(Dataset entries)

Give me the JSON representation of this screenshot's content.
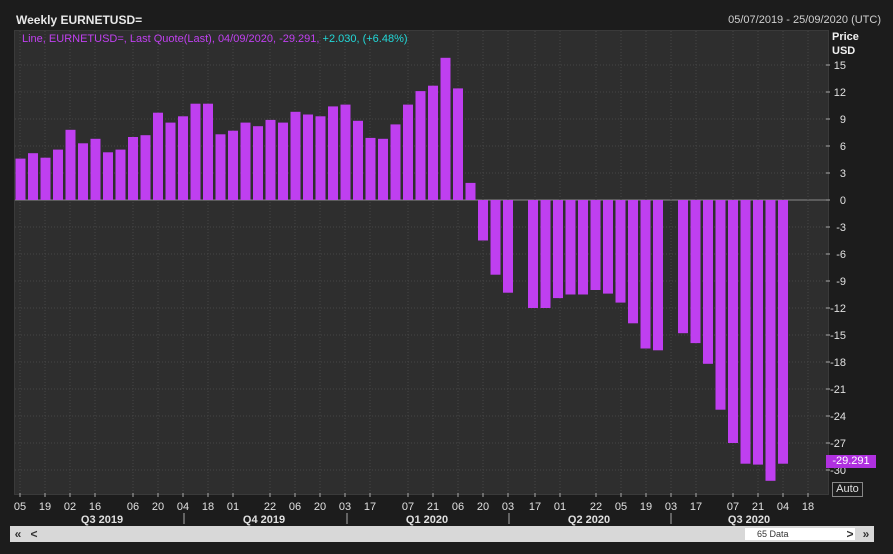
{
  "header": {
    "title": "Weekly EURNETUSD=",
    "date_range": "05/07/2019 - 25/09/2020 (UTC)"
  },
  "legend": {
    "prefix": "Line, EURNETUSD=, Last Quote(Last), 04/09/2020, -29.291,",
    "change": "+2.030, (+6.48%)"
  },
  "axis": {
    "y_title_1": "Price",
    "y_title_2": "USD",
    "last_value": "-29.291",
    "auto_label": "Auto"
  },
  "scrollbar": {
    "first_label": "«",
    "prev_label": "<",
    "next_label": ">",
    "last_label": "»",
    "data_count": "65 Data"
  },
  "colors": {
    "bar": "#bf3ff0",
    "grid": "#454545",
    "zero_line": "#8a8a8a"
  },
  "chart_data": {
    "type": "bar",
    "title": "Weekly EURNETUSD=",
    "ylabel": "Price USD",
    "ylim": [
      -31,
      16
    ],
    "y_ticks": [
      15,
      12,
      9,
      6,
      3,
      0,
      -3,
      -6,
      -9,
      -12,
      -15,
      -18,
      -21,
      -24,
      -27,
      -30
    ],
    "x_tick_labels": [
      "05",
      "19",
      "02",
      "16",
      "06",
      "20",
      "04",
      "18",
      "01",
      "22",
      "06",
      "20",
      "03",
      "17",
      "07",
      "21",
      "06",
      "20",
      "03",
      "17",
      "01",
      "22",
      "05",
      "19",
      "03",
      "17",
      "07",
      "21",
      "04",
      "18"
    ],
    "quarters": [
      "Q3 2019",
      "Q4 2019",
      "Q1 2020",
      "Q2 2020",
      "Q3 2020"
    ],
    "values": [
      4.6,
      5.2,
      4.7,
      5.6,
      7.8,
      6.3,
      6.8,
      5.3,
      5.6,
      7.0,
      7.2,
      9.7,
      8.6,
      9.3,
      10.7,
      10.7,
      7.3,
      7.7,
      8.6,
      8.2,
      8.9,
      8.6,
      9.8,
      9.5,
      9.3,
      10.4,
      10.6,
      8.8,
      6.9,
      6.8,
      8.4,
      10.6,
      12.1,
      12.7,
      15.8,
      12.4,
      1.9,
      -4.5,
      -8.3,
      -10.3,
      null,
      -12.0,
      -12.0,
      -10.9,
      -10.5,
      -10.5,
      -10.0,
      -10.4,
      -11.4,
      -13.7,
      -16.5,
      -16.7,
      null,
      -14.8,
      -15.9,
      -18.2,
      -23.3,
      -27.0,
      -29.3,
      -29.4,
      -31.2,
      -29.3,
      null,
      null,
      null
    ]
  }
}
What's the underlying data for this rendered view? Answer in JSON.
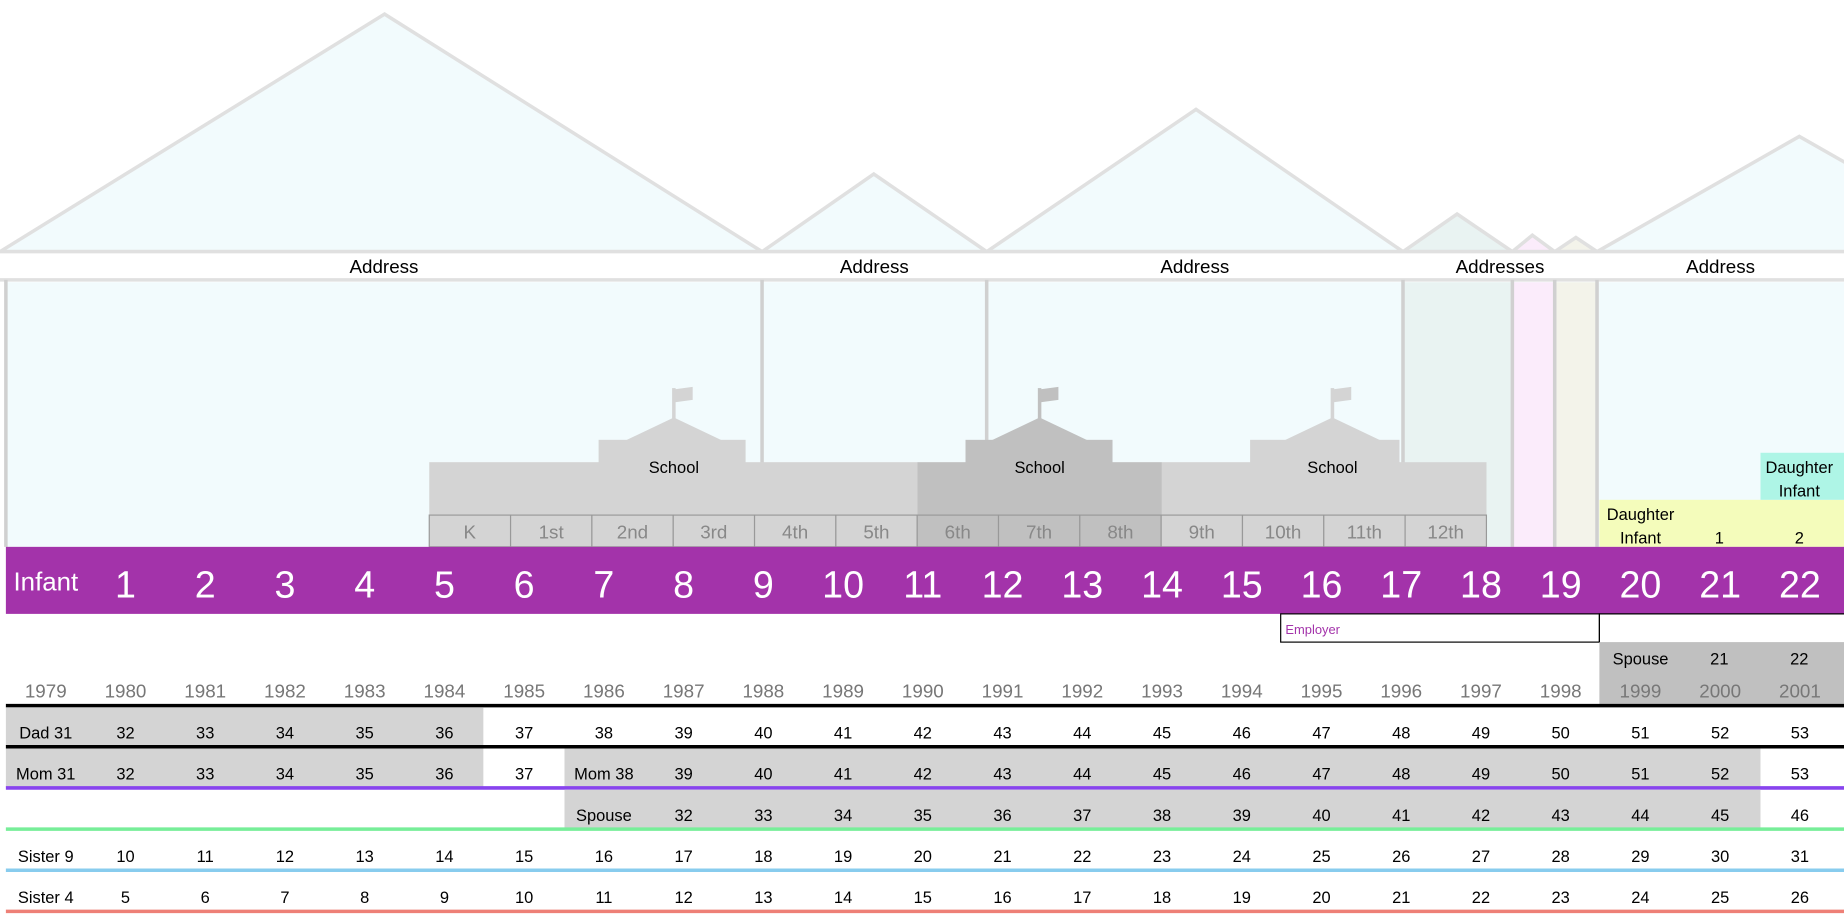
{
  "colors": {
    "band": "#a333aa",
    "panel": "#f2fbfd",
    "mountain_stroke": "#e0e0e0",
    "gray": "#d4d4d4",
    "dark_gray": "#c0c0c0",
    "daughter1": "#f4fcbb",
    "daughter2": "#aef5e6",
    "employer_text": "#a333aa",
    "dad_line": "#000000",
    "mom_line": "#8844ee",
    "spouse_line": "#77ee99",
    "sister9_line": "#88ccee",
    "sister4_line": "#ee8077",
    "addr_sub": [
      "#e9f3f2",
      "#fbecfb",
      "#f3f3ea"
    ]
  },
  "addresses": [
    "Address",
    "Address",
    "Address",
    "Addresses",
    "Address"
  ],
  "schools": [
    "School",
    "School",
    "School"
  ],
  "grades": [
    "K",
    "1st",
    "2nd",
    "3rd",
    "4th",
    "5th",
    "6th",
    "7th",
    "8th",
    "9th",
    "10th",
    "11th",
    "12th"
  ],
  "ages": [
    "Infant",
    "1",
    "2",
    "3",
    "4",
    "5",
    "6",
    "7",
    "8",
    "9",
    "10",
    "11",
    "12",
    "13",
    "14",
    "15",
    "16",
    "17",
    "18",
    "19",
    "20",
    "21",
    "22"
  ],
  "employer": "Employer",
  "daughter1": {
    "line1": "Daughter",
    "line2": "Infant",
    "ages": [
      "1",
      "2"
    ]
  },
  "daughter2": {
    "line1": "Daughter",
    "line2": "Infant"
  },
  "spouse_top": {
    "label": "Spouse",
    "ages": [
      "21",
      "22"
    ]
  },
  "years": [
    "1979",
    "1980",
    "1981",
    "1982",
    "1983",
    "1984",
    "1985",
    "1986",
    "1987",
    "1988",
    "1989",
    "1990",
    "1991",
    "1992",
    "1993",
    "1994",
    "1995",
    "1996",
    "1997",
    "1998",
    "1999",
    "2000",
    "2001"
  ],
  "rows": [
    {
      "name": "dad",
      "cells": [
        "Dad 31",
        "32",
        "33",
        "34",
        "35",
        "36",
        "37",
        "38",
        "39",
        "40",
        "41",
        "42",
        "43",
        "44",
        "45",
        "46",
        "47",
        "48",
        "49",
        "50",
        "51",
        "52",
        "53"
      ]
    },
    {
      "name": "mom",
      "cells": [
        "Mom 31",
        "32",
        "33",
        "34",
        "35",
        "36",
        "37",
        "Mom 38",
        "39",
        "40",
        "41",
        "42",
        "43",
        "44",
        "45",
        "46",
        "47",
        "48",
        "49",
        "50",
        "51",
        "52",
        "53"
      ]
    },
    {
      "name": "spouse",
      "cells": [
        "",
        "",
        "",
        "",
        "",
        "",
        "",
        "Spouse",
        "32",
        "33",
        "34",
        "35",
        "36",
        "37",
        "38",
        "39",
        "40",
        "41",
        "42",
        "43",
        "44",
        "45",
        "46"
      ]
    },
    {
      "name": "sister-9",
      "cells": [
        "Sister 9",
        "10",
        "11",
        "12",
        "13",
        "14",
        "15",
        "16",
        "17",
        "18",
        "19",
        "20",
        "21",
        "22",
        "23",
        "24",
        "25",
        "26",
        "27",
        "28",
        "29",
        "30",
        "31"
      ]
    },
    {
      "name": "sister-4",
      "cells": [
        "Sister 4",
        "5",
        "6",
        "7",
        "8",
        "9",
        "10",
        "11",
        "12",
        "13",
        "14",
        "15",
        "16",
        "17",
        "18",
        "19",
        "20",
        "21",
        "22",
        "23",
        "24",
        "25",
        "26"
      ]
    }
  ]
}
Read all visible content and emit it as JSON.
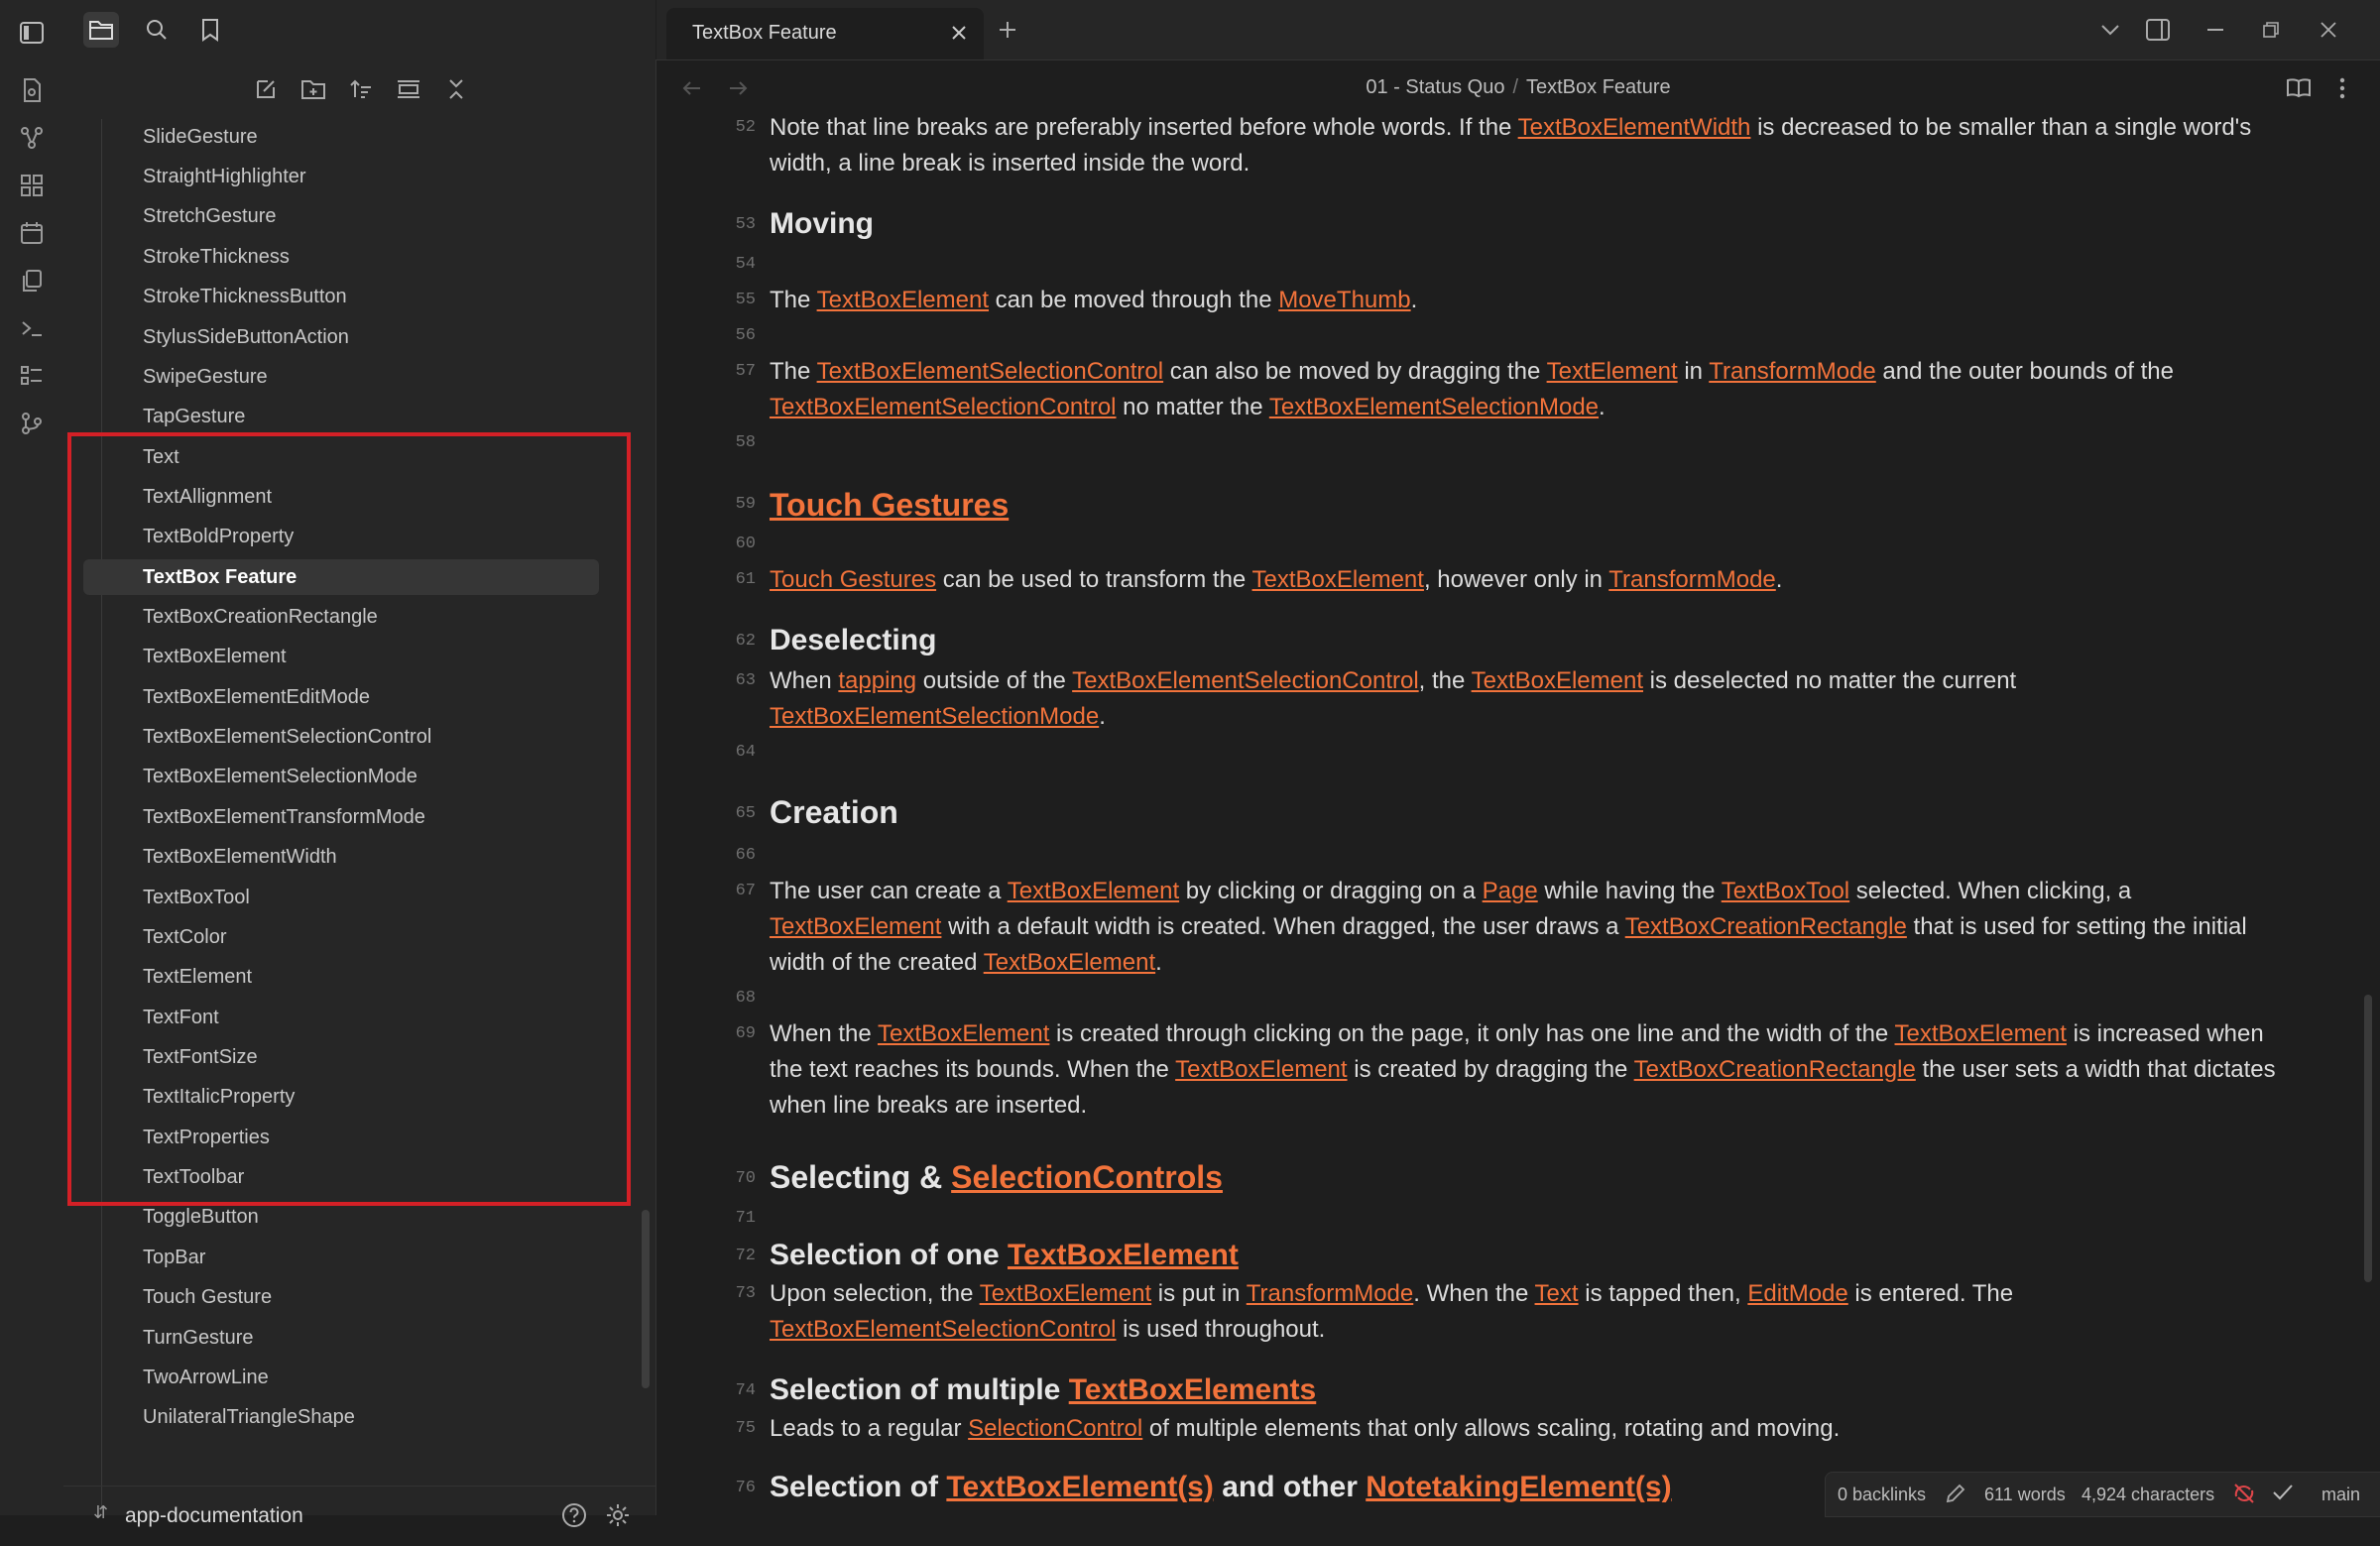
{
  "app": {
    "tab_title": "TextBox Feature",
    "breadcrumb": [
      "01 - Status Quo",
      "TextBox Feature"
    ],
    "breadcrumb_separator": "/",
    "vault_name": "app-documentation",
    "accent_color": "#f2733b",
    "highlight_color": "#d42026"
  },
  "ribbon_icons": [
    "daily-note-icon",
    "graph-icon",
    "canvas-icon",
    "calendar-icon",
    "copy-icon",
    "terminal-icon",
    "templates-icon",
    "git-icon"
  ],
  "file_tree": {
    "items": [
      "SlideGesture",
      "StraightHighlighter",
      "StretchGesture",
      "StrokeThickness",
      "StrokeThicknessButton",
      "StylusSideButtonAction",
      "SwipeGesture",
      "TapGesture",
      "Text",
      "TextAllignment",
      "TextBoldProperty",
      "TextBox Feature",
      "TextBoxCreationRectangle",
      "TextBoxElement",
      "TextBoxElementEditMode",
      "TextBoxElementSelectionControl",
      "TextBoxElementSelectionMode",
      "TextBoxElementTransformMode",
      "TextBoxElementWidth",
      "TextBoxTool",
      "TextColor",
      "TextElement",
      "TextFont",
      "TextFontSize",
      "TextItalicProperty",
      "TextProperties",
      "TextToolbar",
      "ToggleButton",
      "TopBar",
      "Touch Gesture",
      "TurnGesture",
      "TwoArrowLine",
      "UnilateralTriangleShape"
    ],
    "active_item": "TextBox Feature"
  },
  "editor": {
    "lines": {
      "l52": "52",
      "l53": "53",
      "l54": "54",
      "l55": "55",
      "l56": "56",
      "l57": "57",
      "l58": "58",
      "l59": "59",
      "l60": "60",
      "l61": "61",
      "l62": "62",
      "l63": "63",
      "l64": "64",
      "l65": "65",
      "l66": "66",
      "l67": "67",
      "l68": "68",
      "l69": "69",
      "l70": "70",
      "l71": "71",
      "l72": "72",
      "l73": "73",
      "l74": "74",
      "l75": "75",
      "l76": "76"
    },
    "p52": {
      "a": "Note that line breaks are preferably inserted before whole words. If the ",
      "link1": "TextBoxElementWidth",
      "b": " is decreased to be smaller than a single word's width, a line break is inserted inside the word."
    },
    "h53": "Moving",
    "p55": {
      "a": "The ",
      "link1": "TextBoxElement",
      "b": " can be moved through the ",
      "link2": "MoveThumb",
      "c": "."
    },
    "p57": {
      "a": "The ",
      "link1": "TextBoxElementSelectionControl",
      "b": " can also be moved by dragging the ",
      "link2": "TextElement",
      "c": " in ",
      "link3": "TransformMode",
      "d": " and the outer bounds of the ",
      "link4": "TextBoxElementSelectionControl",
      "e": " no matter the ",
      "link5": "TextBoxElementSelectionMode",
      "f": "."
    },
    "h59": "Touch Gestures",
    "p61": {
      "link1": "Touch Gestures",
      "a": " can be used to transform the ",
      "link2": "TextBoxElement",
      "b": ", however only in ",
      "link3": "TransformMode",
      "c": "."
    },
    "h62": "Deselecting",
    "p63": {
      "a": "When ",
      "link1": "tapping",
      "b": " outside of the ",
      "link2": "TextBoxElementSelectionControl",
      "c": ", the ",
      "link3": "TextBoxElement",
      "d": " is deselected no matter the current ",
      "link4": "TextBoxElementSelectionMode",
      "e": "."
    },
    "h65": "Creation",
    "p67": {
      "a": "The user can create a ",
      "link1": "TextBoxElement",
      "b": " by clicking or dragging on a ",
      "link2": "Page",
      "c": " while having the ",
      "link3": "TextBoxTool",
      "d": " selected. When clicking, a ",
      "link4": "TextBoxElement",
      "e": " with a default width is created. When dragged, the user draws a ",
      "link5": "TextBoxCreationRectangle",
      "f": " that is used for setting the initial width of the created ",
      "link6": "TextBoxElement",
      "g": "."
    },
    "p69": {
      "a": "When the ",
      "link1": "TextBoxElement",
      "b": " is created through clicking on the page, it only has one line and the width of the ",
      "link2": "TextBoxElement",
      "c": " is increased when the text reaches its bounds. When the ",
      "link3": "TextBoxElement",
      "d": " is created by dragging the ",
      "link4": "TextBoxCreationRectangle",
      "e": " the user sets a width that dictates when line breaks are inserted."
    },
    "h70": {
      "a": "Selecting & ",
      "link1": "SelectionControls"
    },
    "h72": {
      "a": "Selection of one ",
      "link1": "TextBoxElement"
    },
    "p73": {
      "a": "Upon selection, the ",
      "link1": "TextBoxElement",
      "b": " is put in ",
      "link2": "TransformMode",
      "c": ". When the ",
      "link3": "Text",
      "d": " is tapped then, ",
      "link4": "EditMode",
      "e": " is entered. The ",
      "link5": "TextBoxElementSelectionControl",
      "f": " is used throughout."
    },
    "h74": {
      "a": "Selection of multiple ",
      "link1": "TextBoxElements"
    },
    "p75": {
      "a": "Leads to a regular ",
      "link1": "SelectionControl",
      "b": " of multiple elements that only allows scaling, rotating and moving."
    },
    "h76": {
      "a": "Selection of ",
      "link1": "TextBoxElement(s)",
      "b": " and other ",
      "link2": "NotetakingElement(s)"
    }
  },
  "status_bar": {
    "backlinks": "0 backlinks",
    "words": "611 words",
    "characters": "4,924 characters",
    "branch": "main"
  }
}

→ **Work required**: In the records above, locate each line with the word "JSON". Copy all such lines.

→ **Written answer**:
Give me the JSON representation of this screenshot's content.
What's the underlying data for this rendered view? Answer in JSON.
Read all visible content and emit it as JSON.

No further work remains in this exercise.